Take every line from the entries below that includes the word "value" and copy it.

---------------

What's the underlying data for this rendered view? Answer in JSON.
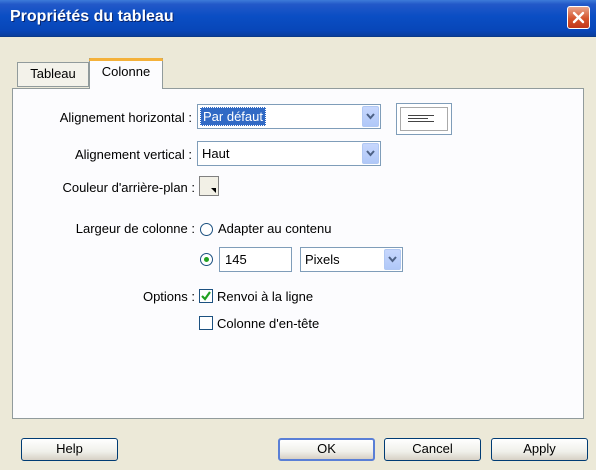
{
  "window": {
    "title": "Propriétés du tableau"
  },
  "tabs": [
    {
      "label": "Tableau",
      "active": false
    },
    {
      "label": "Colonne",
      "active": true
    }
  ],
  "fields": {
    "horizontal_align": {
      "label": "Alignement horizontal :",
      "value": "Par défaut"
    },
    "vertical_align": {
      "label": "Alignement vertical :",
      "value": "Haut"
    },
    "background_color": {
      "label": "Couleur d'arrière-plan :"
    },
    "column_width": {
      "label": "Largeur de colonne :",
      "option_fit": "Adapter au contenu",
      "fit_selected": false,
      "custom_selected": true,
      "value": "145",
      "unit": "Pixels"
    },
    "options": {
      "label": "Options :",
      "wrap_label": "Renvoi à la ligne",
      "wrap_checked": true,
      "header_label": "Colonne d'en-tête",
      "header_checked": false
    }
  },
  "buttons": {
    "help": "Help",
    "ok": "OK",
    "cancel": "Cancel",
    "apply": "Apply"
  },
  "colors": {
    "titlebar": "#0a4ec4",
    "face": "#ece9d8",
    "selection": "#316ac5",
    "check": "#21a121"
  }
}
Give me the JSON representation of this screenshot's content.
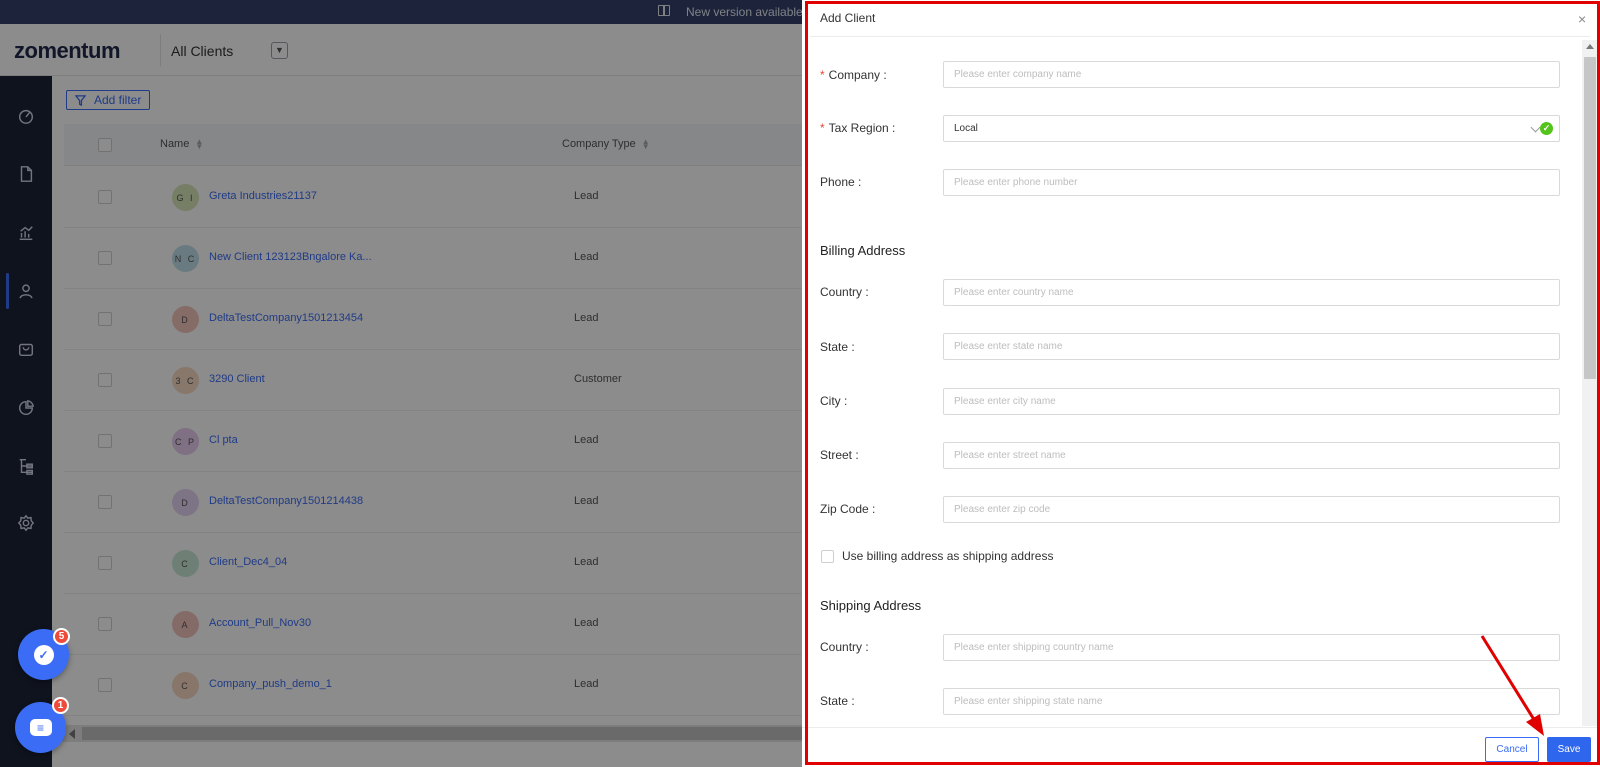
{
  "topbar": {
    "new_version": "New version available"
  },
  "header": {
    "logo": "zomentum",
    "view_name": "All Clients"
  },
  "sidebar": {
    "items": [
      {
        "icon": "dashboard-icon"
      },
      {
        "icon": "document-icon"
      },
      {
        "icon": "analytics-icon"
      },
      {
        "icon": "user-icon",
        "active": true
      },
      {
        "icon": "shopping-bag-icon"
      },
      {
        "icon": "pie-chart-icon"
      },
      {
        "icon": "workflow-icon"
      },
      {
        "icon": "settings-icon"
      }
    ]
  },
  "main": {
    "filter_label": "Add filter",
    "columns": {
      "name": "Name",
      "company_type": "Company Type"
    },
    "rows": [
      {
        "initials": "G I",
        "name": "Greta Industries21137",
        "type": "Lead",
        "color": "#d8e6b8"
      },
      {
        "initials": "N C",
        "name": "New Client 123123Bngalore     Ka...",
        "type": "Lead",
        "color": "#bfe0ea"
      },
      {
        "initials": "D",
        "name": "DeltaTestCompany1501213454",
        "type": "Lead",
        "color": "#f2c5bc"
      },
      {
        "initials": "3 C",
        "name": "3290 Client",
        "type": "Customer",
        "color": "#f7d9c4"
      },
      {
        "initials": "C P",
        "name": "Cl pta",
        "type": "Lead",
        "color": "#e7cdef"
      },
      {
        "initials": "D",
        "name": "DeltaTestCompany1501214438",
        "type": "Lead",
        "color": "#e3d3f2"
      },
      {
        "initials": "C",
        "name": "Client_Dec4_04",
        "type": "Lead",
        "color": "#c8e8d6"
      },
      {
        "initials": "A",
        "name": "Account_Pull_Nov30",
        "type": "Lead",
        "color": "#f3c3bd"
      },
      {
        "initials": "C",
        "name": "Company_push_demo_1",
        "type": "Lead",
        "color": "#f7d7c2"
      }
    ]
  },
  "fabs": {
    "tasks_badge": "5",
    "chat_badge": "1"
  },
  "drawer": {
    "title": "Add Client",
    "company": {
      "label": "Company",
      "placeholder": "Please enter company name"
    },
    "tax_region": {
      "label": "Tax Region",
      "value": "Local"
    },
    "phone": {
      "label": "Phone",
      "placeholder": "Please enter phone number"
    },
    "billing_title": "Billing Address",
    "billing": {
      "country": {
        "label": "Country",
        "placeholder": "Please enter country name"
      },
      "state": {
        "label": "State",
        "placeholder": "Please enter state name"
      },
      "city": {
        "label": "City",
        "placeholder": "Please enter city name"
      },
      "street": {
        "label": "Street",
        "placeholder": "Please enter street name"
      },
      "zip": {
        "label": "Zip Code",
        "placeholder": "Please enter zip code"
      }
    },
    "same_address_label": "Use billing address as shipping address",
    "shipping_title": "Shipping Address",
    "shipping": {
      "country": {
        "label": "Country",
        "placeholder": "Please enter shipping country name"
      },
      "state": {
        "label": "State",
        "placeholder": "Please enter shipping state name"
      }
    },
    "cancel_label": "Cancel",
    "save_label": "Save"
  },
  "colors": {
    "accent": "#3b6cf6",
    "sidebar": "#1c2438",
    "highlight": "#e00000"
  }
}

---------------

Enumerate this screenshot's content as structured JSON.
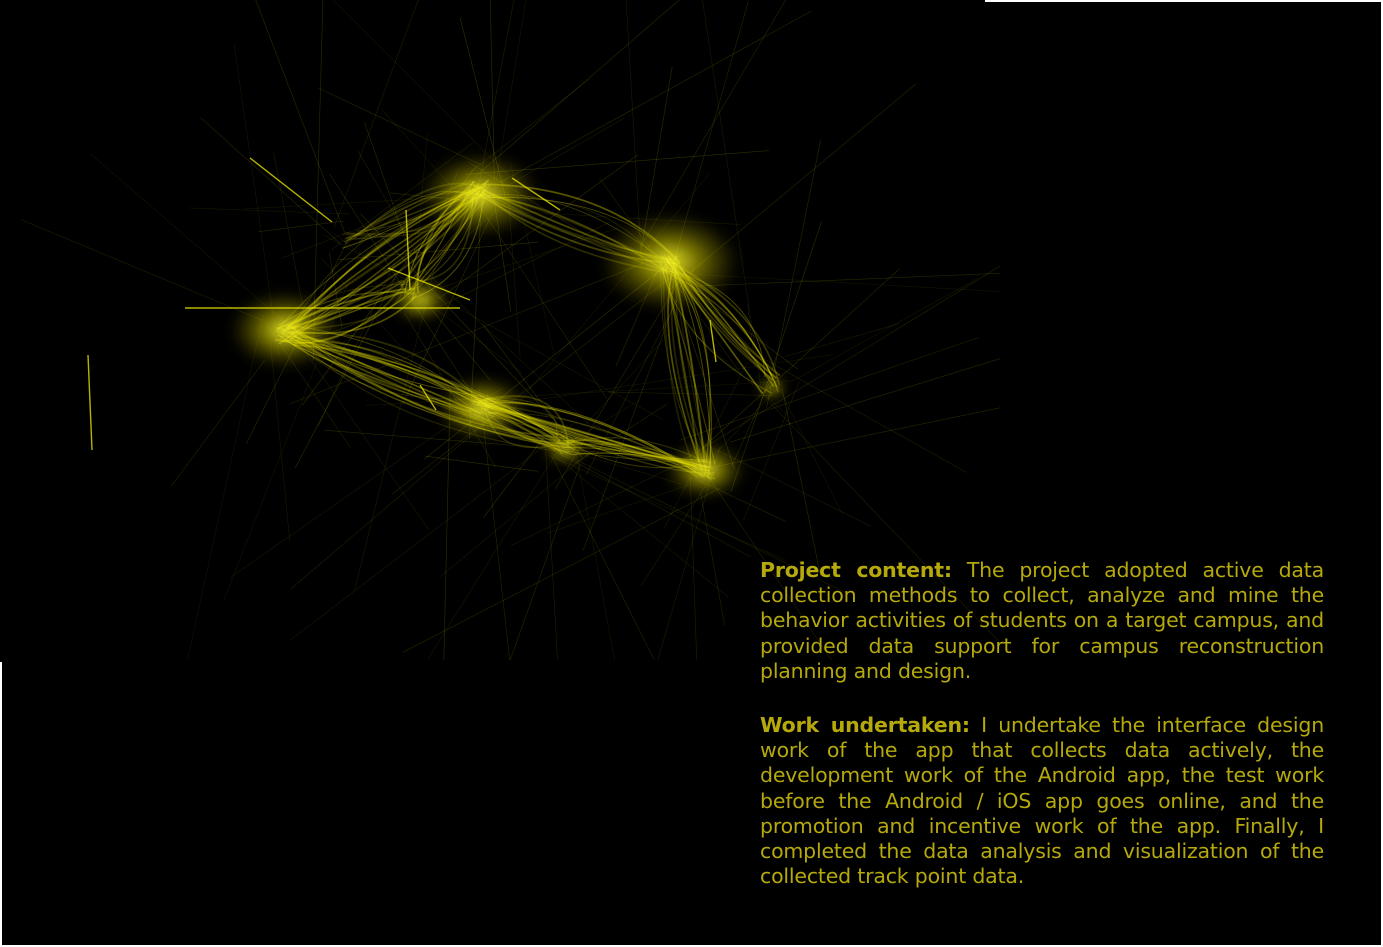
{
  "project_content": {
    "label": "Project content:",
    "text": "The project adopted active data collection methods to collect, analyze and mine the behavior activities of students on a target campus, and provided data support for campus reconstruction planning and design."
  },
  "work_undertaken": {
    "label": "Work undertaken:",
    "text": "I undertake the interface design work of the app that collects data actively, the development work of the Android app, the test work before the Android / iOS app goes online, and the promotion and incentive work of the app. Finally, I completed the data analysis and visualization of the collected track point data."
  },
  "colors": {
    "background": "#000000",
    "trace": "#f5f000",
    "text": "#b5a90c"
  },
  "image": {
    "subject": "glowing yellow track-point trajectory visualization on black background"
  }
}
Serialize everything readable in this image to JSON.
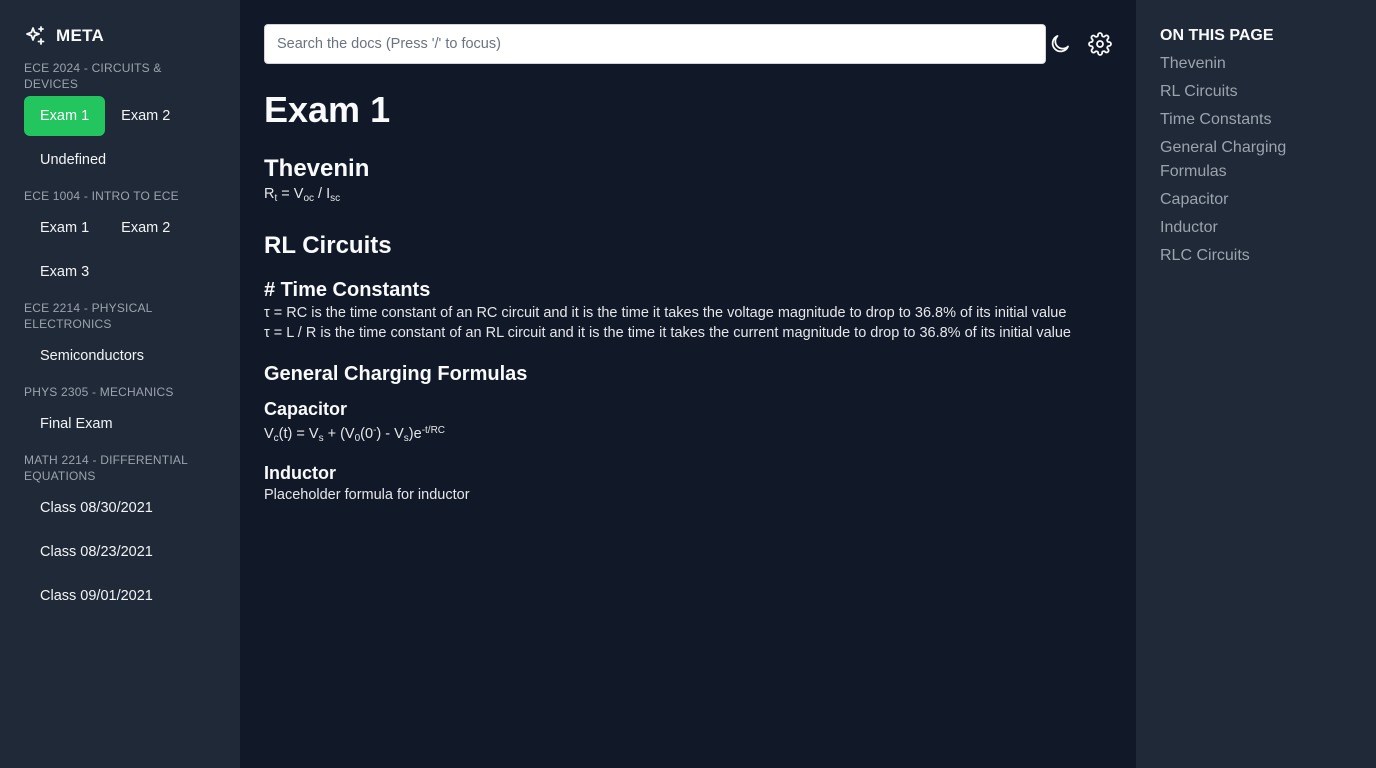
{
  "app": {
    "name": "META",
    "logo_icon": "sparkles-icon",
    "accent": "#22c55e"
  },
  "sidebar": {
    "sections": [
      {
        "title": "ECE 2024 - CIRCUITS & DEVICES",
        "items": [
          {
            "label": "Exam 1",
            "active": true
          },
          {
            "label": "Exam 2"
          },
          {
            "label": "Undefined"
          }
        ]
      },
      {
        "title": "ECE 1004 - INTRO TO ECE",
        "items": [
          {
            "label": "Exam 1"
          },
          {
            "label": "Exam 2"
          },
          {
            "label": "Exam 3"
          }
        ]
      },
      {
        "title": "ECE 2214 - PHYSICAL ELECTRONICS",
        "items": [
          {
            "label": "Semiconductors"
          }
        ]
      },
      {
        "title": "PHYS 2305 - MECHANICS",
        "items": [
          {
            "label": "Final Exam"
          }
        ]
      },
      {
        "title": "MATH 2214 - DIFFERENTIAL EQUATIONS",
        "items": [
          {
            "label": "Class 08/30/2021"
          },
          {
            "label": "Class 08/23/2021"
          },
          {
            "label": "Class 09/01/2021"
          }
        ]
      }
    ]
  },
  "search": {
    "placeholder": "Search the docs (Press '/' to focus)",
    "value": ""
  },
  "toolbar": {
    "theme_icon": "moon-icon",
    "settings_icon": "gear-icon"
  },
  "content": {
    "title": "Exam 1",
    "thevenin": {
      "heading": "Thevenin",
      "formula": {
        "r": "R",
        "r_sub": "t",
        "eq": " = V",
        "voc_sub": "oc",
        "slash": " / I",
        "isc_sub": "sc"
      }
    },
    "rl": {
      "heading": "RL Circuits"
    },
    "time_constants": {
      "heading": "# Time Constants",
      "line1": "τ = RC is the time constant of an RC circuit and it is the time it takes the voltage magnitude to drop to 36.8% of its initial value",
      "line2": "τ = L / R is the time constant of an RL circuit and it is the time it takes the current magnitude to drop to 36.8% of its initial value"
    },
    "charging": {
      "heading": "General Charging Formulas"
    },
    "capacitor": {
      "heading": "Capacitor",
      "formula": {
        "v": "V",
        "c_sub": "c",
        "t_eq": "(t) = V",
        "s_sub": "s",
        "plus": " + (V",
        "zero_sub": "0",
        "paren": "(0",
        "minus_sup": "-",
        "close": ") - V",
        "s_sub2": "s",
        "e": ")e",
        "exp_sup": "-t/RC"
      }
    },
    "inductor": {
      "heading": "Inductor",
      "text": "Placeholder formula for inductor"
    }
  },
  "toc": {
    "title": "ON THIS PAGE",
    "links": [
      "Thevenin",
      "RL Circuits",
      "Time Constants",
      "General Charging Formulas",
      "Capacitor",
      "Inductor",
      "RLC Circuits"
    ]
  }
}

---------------

_ANSWER FOR THIS EXERCISE:_
      "value": "Par défaut"
      "value": "Haut"
      "value": "145",
      "value": "Local"
    "value": ""
      "line1": "τ = RC is the time constant of an RC circuit and it is the time it takes the voltage magnitude to drop to 36.8% of its initial value",
      "line2": "τ = L / R is the time constant of an RL circuit and it is the time it takes the current magnitude to drop to 36.8% of its initial value"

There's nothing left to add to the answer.